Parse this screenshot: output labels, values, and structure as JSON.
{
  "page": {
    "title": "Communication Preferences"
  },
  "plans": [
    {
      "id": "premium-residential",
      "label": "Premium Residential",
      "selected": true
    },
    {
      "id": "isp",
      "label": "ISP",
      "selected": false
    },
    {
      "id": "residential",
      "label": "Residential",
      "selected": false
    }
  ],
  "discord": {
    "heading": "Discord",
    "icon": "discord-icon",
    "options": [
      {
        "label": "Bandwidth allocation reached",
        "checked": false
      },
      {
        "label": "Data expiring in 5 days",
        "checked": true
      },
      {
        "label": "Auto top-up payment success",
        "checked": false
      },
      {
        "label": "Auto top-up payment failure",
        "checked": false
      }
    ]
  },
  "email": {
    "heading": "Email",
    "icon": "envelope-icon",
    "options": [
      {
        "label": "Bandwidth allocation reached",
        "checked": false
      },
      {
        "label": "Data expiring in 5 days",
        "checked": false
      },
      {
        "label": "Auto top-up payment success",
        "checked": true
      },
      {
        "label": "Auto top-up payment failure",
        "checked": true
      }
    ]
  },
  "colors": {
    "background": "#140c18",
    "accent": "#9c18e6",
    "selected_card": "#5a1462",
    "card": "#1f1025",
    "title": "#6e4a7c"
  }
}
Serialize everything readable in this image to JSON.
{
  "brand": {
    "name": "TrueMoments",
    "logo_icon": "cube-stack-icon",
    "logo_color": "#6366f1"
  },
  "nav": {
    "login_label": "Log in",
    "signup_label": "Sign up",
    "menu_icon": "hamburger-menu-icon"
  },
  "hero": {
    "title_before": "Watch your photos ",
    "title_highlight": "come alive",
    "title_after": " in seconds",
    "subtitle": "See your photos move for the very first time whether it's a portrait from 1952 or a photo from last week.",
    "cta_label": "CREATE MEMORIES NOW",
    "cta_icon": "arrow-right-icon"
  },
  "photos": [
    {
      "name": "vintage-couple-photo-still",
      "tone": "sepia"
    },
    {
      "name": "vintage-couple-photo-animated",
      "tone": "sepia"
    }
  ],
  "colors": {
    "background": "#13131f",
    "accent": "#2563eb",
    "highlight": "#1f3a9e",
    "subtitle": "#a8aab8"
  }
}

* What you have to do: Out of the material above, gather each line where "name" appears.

* Output below:
    "name": "TrueMoments",
      "name": "vintage-couple-photo-still",
      "name": "vintage-couple-photo-animated",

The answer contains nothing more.